Try it:
If a line in the entries includes "active", show that line.

Segment Start: Data under study

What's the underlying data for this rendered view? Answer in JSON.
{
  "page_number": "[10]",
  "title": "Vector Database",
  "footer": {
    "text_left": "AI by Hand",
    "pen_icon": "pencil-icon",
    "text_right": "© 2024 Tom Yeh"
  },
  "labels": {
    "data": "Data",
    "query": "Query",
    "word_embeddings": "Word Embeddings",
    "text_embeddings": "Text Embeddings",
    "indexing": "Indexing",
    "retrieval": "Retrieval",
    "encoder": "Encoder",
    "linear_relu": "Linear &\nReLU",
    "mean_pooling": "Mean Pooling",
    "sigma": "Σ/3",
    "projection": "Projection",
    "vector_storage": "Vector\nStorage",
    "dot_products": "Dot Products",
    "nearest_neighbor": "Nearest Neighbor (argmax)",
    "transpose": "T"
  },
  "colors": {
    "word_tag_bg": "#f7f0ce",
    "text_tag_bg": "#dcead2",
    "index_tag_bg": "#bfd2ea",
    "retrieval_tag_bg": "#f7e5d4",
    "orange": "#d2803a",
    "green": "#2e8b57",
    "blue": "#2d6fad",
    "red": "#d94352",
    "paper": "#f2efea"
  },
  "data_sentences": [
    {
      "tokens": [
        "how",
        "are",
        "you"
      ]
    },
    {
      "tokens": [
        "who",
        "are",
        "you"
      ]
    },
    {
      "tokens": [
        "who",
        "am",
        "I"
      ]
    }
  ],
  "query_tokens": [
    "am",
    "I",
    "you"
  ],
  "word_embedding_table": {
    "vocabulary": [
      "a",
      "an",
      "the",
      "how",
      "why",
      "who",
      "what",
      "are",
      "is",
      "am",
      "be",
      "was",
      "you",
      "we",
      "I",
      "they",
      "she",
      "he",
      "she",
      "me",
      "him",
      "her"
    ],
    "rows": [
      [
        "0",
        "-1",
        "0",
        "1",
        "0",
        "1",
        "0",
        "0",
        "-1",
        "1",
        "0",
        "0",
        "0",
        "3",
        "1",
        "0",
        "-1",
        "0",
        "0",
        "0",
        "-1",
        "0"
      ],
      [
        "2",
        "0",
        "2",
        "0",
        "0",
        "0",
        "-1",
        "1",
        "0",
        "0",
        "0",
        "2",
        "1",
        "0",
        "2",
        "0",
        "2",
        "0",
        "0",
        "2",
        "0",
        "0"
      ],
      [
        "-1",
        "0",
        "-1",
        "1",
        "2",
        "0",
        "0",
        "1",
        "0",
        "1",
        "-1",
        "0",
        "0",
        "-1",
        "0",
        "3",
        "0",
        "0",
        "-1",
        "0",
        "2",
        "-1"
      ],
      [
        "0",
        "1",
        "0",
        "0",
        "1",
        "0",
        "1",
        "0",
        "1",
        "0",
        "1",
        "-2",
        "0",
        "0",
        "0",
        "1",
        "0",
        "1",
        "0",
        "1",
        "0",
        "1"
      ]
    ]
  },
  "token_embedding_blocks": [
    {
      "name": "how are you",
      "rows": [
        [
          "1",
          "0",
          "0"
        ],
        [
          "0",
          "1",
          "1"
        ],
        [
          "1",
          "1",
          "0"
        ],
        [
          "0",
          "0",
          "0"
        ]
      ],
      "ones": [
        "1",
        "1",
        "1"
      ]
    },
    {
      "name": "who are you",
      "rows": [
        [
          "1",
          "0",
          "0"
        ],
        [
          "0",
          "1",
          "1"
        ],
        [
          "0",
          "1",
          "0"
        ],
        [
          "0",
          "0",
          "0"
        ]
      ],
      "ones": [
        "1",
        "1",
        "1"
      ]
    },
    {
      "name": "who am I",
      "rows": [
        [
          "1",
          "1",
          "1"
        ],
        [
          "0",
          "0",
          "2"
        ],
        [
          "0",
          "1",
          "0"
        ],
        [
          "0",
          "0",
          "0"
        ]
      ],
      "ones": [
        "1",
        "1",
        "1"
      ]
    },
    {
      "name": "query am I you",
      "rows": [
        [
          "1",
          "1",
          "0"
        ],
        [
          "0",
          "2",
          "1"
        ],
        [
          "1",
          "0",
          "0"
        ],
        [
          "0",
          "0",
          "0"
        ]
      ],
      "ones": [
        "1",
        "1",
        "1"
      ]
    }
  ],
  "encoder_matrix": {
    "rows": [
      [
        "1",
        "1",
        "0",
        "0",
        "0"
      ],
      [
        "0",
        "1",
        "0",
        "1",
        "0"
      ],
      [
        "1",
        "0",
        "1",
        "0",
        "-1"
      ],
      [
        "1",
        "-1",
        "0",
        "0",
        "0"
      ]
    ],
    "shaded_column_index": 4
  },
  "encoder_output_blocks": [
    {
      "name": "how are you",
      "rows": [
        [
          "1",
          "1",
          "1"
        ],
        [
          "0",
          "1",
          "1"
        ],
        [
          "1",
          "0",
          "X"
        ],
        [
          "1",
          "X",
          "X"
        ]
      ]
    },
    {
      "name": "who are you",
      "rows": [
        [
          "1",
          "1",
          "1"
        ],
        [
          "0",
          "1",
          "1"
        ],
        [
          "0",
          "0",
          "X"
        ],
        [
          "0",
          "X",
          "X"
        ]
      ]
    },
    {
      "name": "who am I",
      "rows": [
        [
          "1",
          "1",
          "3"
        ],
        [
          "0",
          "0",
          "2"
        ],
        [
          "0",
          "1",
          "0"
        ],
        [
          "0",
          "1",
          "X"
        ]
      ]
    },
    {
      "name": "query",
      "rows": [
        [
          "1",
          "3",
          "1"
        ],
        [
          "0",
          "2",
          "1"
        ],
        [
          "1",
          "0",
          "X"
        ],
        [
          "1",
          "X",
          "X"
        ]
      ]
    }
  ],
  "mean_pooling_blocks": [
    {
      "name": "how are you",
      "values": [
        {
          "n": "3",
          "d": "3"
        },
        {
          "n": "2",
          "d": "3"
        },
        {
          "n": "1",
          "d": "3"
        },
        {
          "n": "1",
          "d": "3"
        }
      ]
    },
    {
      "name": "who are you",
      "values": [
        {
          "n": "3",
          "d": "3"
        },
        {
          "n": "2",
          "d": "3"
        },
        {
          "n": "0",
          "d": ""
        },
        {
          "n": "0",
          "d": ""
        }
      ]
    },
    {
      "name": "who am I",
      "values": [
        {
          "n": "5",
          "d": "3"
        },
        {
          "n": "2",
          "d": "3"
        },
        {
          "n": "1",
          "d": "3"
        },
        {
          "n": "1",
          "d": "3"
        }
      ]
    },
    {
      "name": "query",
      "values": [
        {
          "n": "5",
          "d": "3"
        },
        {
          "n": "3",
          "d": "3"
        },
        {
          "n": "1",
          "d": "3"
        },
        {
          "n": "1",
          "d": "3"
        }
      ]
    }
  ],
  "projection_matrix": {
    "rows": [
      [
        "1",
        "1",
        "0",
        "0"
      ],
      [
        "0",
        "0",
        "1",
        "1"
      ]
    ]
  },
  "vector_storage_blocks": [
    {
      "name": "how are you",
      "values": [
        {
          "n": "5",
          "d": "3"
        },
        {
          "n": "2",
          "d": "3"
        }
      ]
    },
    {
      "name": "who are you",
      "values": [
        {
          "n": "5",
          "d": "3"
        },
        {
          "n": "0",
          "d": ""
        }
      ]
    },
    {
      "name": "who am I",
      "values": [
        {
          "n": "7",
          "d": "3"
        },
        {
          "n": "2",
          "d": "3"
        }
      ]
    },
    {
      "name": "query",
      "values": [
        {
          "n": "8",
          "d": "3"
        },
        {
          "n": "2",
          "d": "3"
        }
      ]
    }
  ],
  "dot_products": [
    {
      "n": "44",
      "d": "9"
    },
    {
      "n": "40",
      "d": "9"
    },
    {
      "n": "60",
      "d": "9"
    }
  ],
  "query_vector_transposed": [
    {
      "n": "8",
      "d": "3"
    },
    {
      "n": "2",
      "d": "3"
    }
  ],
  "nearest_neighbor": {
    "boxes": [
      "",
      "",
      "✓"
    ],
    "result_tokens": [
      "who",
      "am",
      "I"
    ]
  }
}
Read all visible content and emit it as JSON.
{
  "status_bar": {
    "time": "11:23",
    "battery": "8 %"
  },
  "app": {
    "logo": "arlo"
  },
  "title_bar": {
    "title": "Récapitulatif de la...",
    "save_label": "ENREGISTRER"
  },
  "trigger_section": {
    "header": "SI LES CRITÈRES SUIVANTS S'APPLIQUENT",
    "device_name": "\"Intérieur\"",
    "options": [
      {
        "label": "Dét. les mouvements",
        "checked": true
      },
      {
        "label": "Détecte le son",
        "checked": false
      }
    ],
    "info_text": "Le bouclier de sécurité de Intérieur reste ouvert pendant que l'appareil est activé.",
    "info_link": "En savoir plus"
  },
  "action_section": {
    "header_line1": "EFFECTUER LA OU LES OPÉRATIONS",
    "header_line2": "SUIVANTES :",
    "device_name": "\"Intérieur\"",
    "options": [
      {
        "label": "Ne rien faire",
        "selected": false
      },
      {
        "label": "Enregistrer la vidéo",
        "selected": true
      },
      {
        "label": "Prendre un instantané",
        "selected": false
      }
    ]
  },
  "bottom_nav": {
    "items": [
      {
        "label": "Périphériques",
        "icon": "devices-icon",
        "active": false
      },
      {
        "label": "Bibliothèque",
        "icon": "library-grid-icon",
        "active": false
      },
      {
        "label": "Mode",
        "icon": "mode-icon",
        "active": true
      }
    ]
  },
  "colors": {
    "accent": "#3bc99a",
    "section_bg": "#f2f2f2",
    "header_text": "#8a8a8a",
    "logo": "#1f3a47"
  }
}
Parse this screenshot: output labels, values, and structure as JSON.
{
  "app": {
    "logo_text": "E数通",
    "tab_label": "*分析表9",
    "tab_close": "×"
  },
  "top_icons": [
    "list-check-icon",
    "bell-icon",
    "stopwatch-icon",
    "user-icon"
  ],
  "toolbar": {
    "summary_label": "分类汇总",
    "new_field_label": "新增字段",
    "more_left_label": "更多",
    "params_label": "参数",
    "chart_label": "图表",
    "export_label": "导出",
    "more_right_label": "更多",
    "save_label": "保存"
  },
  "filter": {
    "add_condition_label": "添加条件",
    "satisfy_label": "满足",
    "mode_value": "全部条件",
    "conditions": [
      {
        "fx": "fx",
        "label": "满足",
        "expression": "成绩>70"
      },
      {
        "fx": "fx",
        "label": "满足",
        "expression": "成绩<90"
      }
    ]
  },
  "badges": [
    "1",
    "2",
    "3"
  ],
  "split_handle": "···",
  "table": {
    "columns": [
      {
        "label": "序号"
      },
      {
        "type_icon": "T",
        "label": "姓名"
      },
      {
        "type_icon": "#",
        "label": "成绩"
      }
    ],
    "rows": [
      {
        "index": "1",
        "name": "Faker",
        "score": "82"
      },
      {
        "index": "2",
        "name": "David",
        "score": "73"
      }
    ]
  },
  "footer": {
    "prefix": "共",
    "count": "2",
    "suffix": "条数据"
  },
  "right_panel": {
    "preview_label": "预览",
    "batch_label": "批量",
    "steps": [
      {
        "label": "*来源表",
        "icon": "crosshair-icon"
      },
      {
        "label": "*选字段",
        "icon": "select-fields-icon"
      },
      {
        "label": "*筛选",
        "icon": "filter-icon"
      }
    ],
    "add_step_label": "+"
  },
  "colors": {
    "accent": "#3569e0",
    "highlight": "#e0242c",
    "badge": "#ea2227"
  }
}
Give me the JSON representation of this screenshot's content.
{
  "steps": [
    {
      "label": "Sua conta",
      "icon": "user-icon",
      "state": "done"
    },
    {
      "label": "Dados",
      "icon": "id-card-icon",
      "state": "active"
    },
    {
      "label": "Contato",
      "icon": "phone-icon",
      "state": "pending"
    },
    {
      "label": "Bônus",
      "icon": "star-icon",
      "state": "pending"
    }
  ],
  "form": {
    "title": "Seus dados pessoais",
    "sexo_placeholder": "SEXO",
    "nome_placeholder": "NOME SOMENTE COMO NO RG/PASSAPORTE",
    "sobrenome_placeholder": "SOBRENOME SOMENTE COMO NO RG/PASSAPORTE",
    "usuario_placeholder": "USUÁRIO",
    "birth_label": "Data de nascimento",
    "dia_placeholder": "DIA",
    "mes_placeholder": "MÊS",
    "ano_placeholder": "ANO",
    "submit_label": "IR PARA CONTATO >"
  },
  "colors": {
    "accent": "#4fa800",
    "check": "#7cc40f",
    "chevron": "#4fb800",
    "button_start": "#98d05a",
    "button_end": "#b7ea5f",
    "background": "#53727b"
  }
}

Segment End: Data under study

Exercise result:
        "active": false
        "active": false
        "active": true
      "state": "active"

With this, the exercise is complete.